The committee hasn’t passed any motions this year, and that is a problem, says Reilly.
It has approved the amended casual trading bye-laws, pending a few changes, which will come before the full council.
But “councillors should be bringing forward proposals,” she says. “We need to see something at the end of five years, that we have made a mark. I don’t think we have so far.”
Although much of the council’s work is the concern of other committees, says Reilly, by bringing motions forward it would show a willingness to at least engage with the issues that come before the committee.
Even if they have no say over these issues, it might provide more cross-council collaboration on issues affecting Dubliners.
For instance, Reilly says she requested a report at the last finance committee meeting into vacant homes, and received it. The economic committee could do things like that too, she argues.
Councillors also need to be more involved with the local-enterprise end of things, she argues, rather than just receiving updates at the end of each meeting.
“Dublin is the engine of the state,” she says. “So it is important that we have it. But we’re getting reports and we’re nodding and we’re saying, ‘We agree with this. We agree with that.'”
Another thing the economic committee could do is to establish an active land-management strategy for Dublin, which would fall within the committee’s remit, says McAuliffe.
This would involve examining the city’s vacant or derelict land, and sites with complex legal issues, and engaging actively with these sites’ owners to try bring these sites back into use.
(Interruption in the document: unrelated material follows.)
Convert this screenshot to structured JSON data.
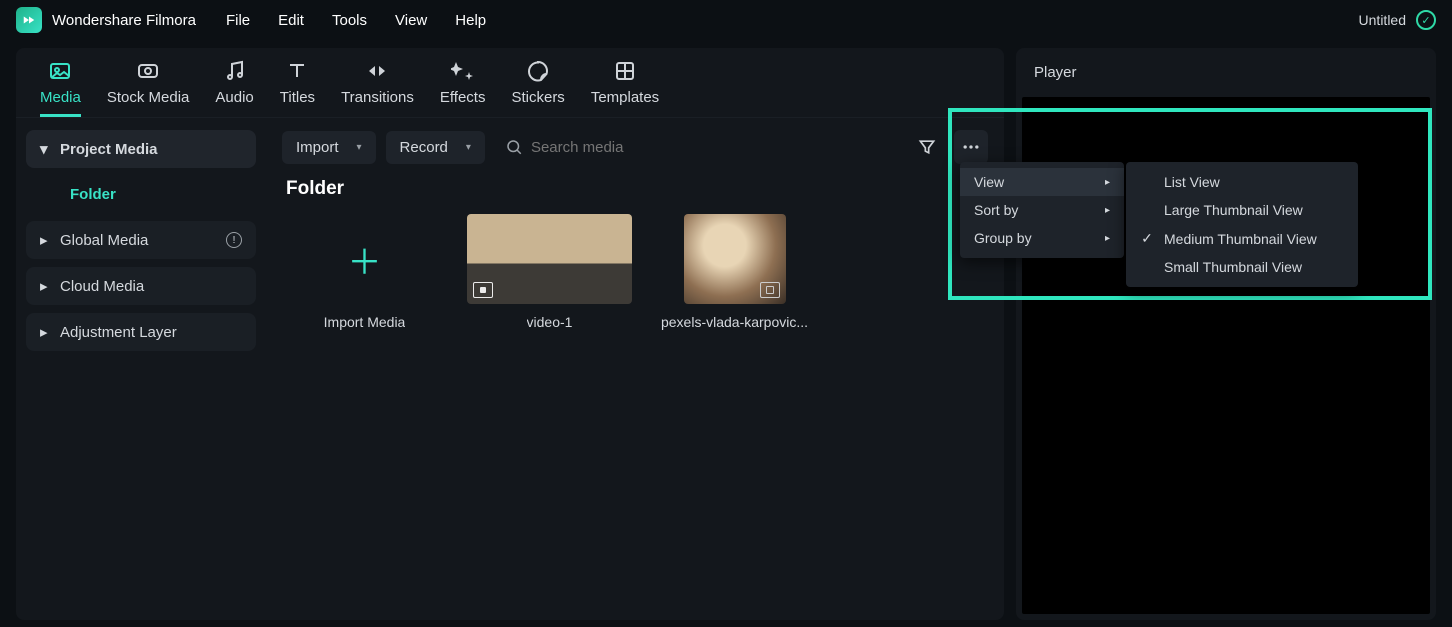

It may take some time for the committee to find its way. Economic and enterprise development are issues that the council has only recently started grappling with. “We’re only three years into this,” McAuliffe says.